A Fight for the Seas
by Anne Martin -- March 4th, 2016
I love the sea.
Growing up landlocked in Iowa, I knew pretty quickly that I wanted to make it to the coast.
This year, I think collectively I’ve spent more time covered in the salt and sand than in all my past 22 years of life combined. Still, even after hours swimming, and plenty of time jumping on fishing boats and learning to surf, the ocean continues to both mesmerize and terrify me.
I think maybe the desirous pull I feel towards the sea has something to do with the fact that it still feels so unknown–like a foreign planet. I’m fascinated by the power and unpredictability of her open expanses. I feel like a moth to the moon walking at low tide.
The ocean seems totally free from man’s seemingly insatiable desire for control. She is wild in the way that I wish all things were.
Waves thrill and frighten me. I’ve spent enough time being tossed and pounded by surf to understand that the ocean wastes no time in doling out punishments to the inexperienced and unwitting.
In fact, every year the sea wrecks ships and breaks boards. She drowns entire cities and swamps paddle boarders for snacks. And yet, for thousands of years she has also fed humanity, offering up her incredible abundance to millions upon millions of people since the beginning of our time here. She is home to the great blue whales, the marlins, and the pelicans.
She is the sun’s mirror.
As I sit now looking out to sea, I can’t help but wonder about how our relationship with her has changed over time. What was it before, and what is it now? What do my own daily interactions look like with these great blue waters? What do I receive, and what do I give back?
Most importantly, what does the existence of man mean for this watery world?
I used to sit on my porch through Iowa summer storms and watch the creek behind my house fill and surge and roil down its bank. These streams, found all over the Midwest, bring with them sediment and and old sticks and leaves, but also hundreds if not thousands of agrochemicals and other poisonous residues. Together, they make up a pounding network of hoses bound straight for the Gulf of Mexico.
Unfortunately, the same scenario plays out here in Costa Rica as well. The tiny country I currently call home uses more agrochemicals per hectare than almost any other developing country in the world. Given this, it is no wonder, really, that sometimes when I go to the beach the surf is yellow.

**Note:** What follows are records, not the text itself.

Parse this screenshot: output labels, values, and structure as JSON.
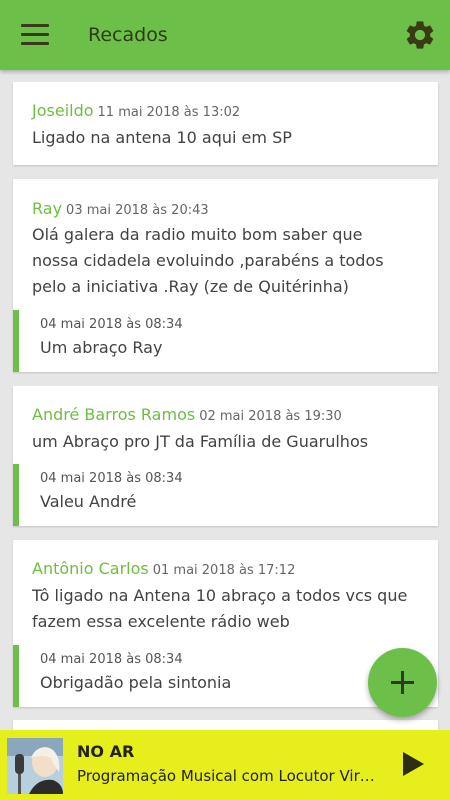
{
  "header": {
    "title": "Recados",
    "menu_icon": "hamburger-menu-icon",
    "settings_icon": "gear-icon"
  },
  "colors": {
    "accent": "#6cc04a",
    "player_bg": "#e6ee1c",
    "background": "#e6e6e6"
  },
  "messages": [
    {
      "author": "Joseildo",
      "date": "11 mai 2018 às 13:02",
      "text": "Ligado na antena 10 aqui em SP"
    },
    {
      "author": "Ray",
      "date": "03 mai 2018 às 20:43",
      "text_lines": [
        "Olá galera da radio muito bom saber que",
        "nossa cidadela evoluindo ,parabéns a todos",
        "pelo a iniciativa .Ray (ze de Quitérinha)"
      ],
      "reply": {
        "date": "04 mai 2018 às 08:34",
        "text": "Um abraço Ray"
      }
    },
    {
      "author": "André Barros Ramos",
      "date": "02 mai 2018 às 19:30",
      "text": "um Abraço pro JT da Família de Guarulhos",
      "reply": {
        "date": "04 mai 2018 às 08:34",
        "text": "Valeu André"
      }
    },
    {
      "author": "Antônio Carlos",
      "date": "01 mai 2018 às 17:12",
      "text_lines": [
        "Tô ligado na Antena 10 abraço a todos vcs que",
        "fazem essa excelente rádio web"
      ],
      "reply": {
        "date": "04 mai 2018 às 08:34",
        "text": "Obrigadão pela sintonia"
      }
    }
  ],
  "fab": {
    "icon": "plus-icon"
  },
  "player": {
    "status": "NO AR",
    "program": "Programação Musical com Locutor Virtual",
    "play_icon": "play-icon"
  }
}
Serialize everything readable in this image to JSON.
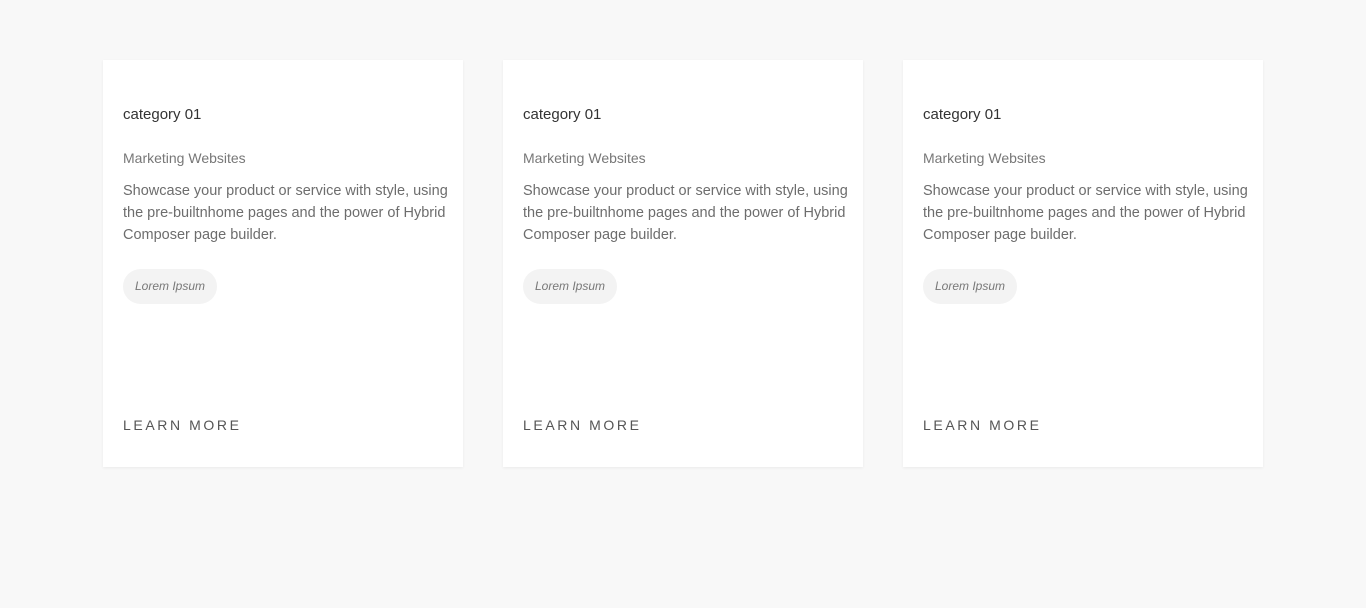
{
  "cards": [
    {
      "category": "category 01",
      "subtitle": "Marketing Websites",
      "description": "Showcase your product or service with style, using the pre-builtnhome pages and the power of Hybrid Composer page builder.",
      "tag": "Lorem Ipsum",
      "link_label": "LEARN MORE"
    },
    {
      "category": "category 01",
      "subtitle": "Marketing Websites",
      "description": "Showcase your product or service with style, using the pre-builtnhome pages and the power of Hybrid Composer page builder.",
      "tag": "Lorem Ipsum",
      "link_label": "LEARN MORE"
    },
    {
      "category": "category 01",
      "subtitle": "Marketing Websites",
      "description": "Showcase your product or service with style, using the pre-builtnhome pages and the power of Hybrid Composer page builder.",
      "tag": "Lorem Ipsum",
      "link_label": "LEARN MORE"
    }
  ]
}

Bubbles boil and pop ominously at the surface. I don’t get in. If I’m feeling particularly dark, I look far out to sea and I can almost imagine the big industrial boats out there as well, emptying the waves.
The local fishermen here all say that the fish are nearly gone. Ecosystems are collapsing, and with them livelihoods and sustenance are lost. Someone in Vermont eats a tuna steak dinner. A shark in Costa Rica dies. An old fisherman sells his boat. It’s all connected. We have to understand this.
If I have time I’ll lie down at the end of the day with my toes in the sand, close my eyes, and try for those few moments to dream a different world. I dream a world of respect, of green cities and a society built upon the sentiment of responsibility for our planet and the lives of others.
But I get up, because life as usual currently marches on. The sea is warming and acidifying even as I watch. Her reefs are almost gone, her ice cracking straight to the pole.
I love these waters that are beginning to feel like home. They are untamable and unforgiving and beautiful and wild.
And I know that the sea carries out punishments to those who do not respect the signs–to those who fail to read her. There is no tolerance of those who fail to take a long careful look at the horizon, or for a species that satiates life giving waters with chemicals and trash and unconscious behavior. The ocean will no longer absorb our filth and allow us to continue to ignore the repercussions inaction.
We have become a society of disrespect unwilling to change. We are a civilization built upon extreme consumerism, with little reverence for the complexity of life on which we depend.
There are two forks in the road, and we must choose which one to take. It’s come time to choose.
I breathe in with the waves. I get up and let the surf lap my ankles. I am learning and evolving and growing to care with a fierceness that I’ve never felt before. The world must change.
I’m trying to learn my lessons from the sea. I’ll change myself first, and hope that my one wave creates another. With any luck, it’ll ride all the way to the shore.